GIVEN INFORMATION START
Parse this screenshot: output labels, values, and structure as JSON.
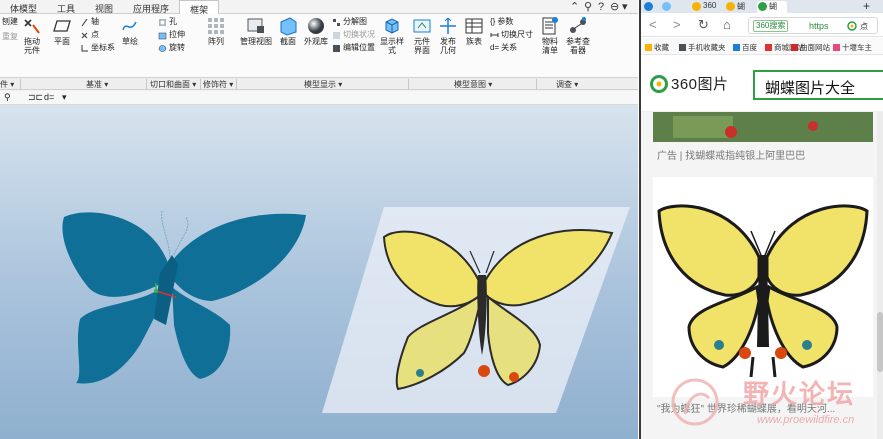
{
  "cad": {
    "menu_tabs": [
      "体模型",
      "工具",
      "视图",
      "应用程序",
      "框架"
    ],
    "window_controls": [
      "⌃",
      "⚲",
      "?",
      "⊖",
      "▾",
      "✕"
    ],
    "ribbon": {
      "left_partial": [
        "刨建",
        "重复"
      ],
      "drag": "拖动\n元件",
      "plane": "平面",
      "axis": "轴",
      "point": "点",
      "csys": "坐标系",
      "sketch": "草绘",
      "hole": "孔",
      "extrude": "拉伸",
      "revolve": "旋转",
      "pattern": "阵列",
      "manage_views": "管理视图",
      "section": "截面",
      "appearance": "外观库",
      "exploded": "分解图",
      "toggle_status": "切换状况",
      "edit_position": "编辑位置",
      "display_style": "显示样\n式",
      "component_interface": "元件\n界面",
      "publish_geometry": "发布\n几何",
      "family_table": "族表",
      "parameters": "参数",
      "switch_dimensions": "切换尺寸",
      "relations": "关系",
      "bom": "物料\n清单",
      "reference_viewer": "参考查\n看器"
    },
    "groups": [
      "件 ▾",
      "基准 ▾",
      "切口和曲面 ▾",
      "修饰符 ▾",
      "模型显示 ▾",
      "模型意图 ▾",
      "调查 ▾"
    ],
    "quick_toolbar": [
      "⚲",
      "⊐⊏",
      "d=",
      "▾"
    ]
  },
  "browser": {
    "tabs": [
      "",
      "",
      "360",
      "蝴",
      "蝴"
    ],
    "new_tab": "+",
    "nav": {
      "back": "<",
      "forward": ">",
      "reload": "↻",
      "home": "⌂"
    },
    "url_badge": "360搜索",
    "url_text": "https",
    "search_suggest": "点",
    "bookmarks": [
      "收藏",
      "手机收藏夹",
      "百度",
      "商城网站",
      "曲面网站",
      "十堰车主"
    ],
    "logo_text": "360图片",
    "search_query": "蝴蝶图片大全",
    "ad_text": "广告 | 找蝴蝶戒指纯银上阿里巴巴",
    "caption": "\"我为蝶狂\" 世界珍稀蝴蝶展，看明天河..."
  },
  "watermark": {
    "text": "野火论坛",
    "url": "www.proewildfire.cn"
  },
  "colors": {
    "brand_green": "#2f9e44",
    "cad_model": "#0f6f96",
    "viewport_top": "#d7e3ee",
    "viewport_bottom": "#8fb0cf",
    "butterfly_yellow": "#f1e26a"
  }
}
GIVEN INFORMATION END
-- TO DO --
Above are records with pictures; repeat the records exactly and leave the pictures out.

-- RESULT OF THIS TASK --
Parse this screenshot: output labels, values, and structure as JSON.
{
  "cad": {
    "menu_tabs": [
      "体模型",
      "工具",
      "视图",
      "应用程序",
      "框架"
    ],
    "window_controls": [
      "⌃",
      "⚲",
      "?",
      "⊖",
      "▾",
      "✕"
    ],
    "ribbon": {
      "left_partial": [
        "刨建",
        "重复"
      ],
      "drag": "拖动\n元件",
      "plane": "平面",
      "axis": "轴",
      "point": "点",
      "csys": "坐标系",
      "sketch": "草绘",
      "hole": "孔",
      "extrude": "拉伸",
      "revolve": "旋转",
      "pattern": "阵列",
      "manage_views": "管理视图",
      "section": "截面",
      "appearance": "外观库",
      "exploded": "分解图",
      "toggle_status": "切换状况",
      "edit_position": "编辑位置",
      "display_style": "显示样\n式",
      "component_interface": "元件\n界面",
      "publish_geometry": "发布\n几何",
      "family_table": "族表",
      "parameters": "参数",
      "switch_dimensions": "切换尺寸",
      "relations": "关系",
      "bom": "物料\n清单",
      "reference_viewer": "参考查\n看器"
    },
    "groups": [
      "件 ▾",
      "基准 ▾",
      "切口和曲面 ▾",
      "修饰符 ▾",
      "模型显示 ▾",
      "模型意图 ▾",
      "调查 ▾"
    ],
    "quick_toolbar": [
      "⚲",
      "⊐⊏",
      "d=",
      "▾"
    ]
  },
  "browser": {
    "tabs": [
      "",
      "",
      "360",
      "蝴",
      "蝴"
    ],
    "new_tab": "+",
    "nav": {
      "back": "<",
      "forward": ">",
      "reload": "↻",
      "home": "⌂"
    },
    "url_badge": "360搜索",
    "url_text": "https",
    "search_suggest": "点",
    "bookmarks": [
      "收藏",
      "手机收藏夹",
      "百度",
      "商城网站",
      "曲面网站",
      "十堰车主"
    ],
    "logo_text": "360图片",
    "search_query": "蝴蝶图片大全",
    "ad_text": "广告 | 找蝴蝶戒指纯银上阿里巴巴",
    "caption": "\"我为蝶狂\" 世界珍稀蝴蝶展，看明天河..."
  },
  "watermark": {
    "text": "野火论坛",
    "url": "www.proewildfire.cn"
  },
  "colors": {
    "brand_green": "#2f9e44",
    "cad_model": "#0f6f96",
    "viewport_top": "#d7e3ee",
    "viewport_bottom": "#8fb0cf",
    "butterfly_yellow": "#f1e26a"
  }
}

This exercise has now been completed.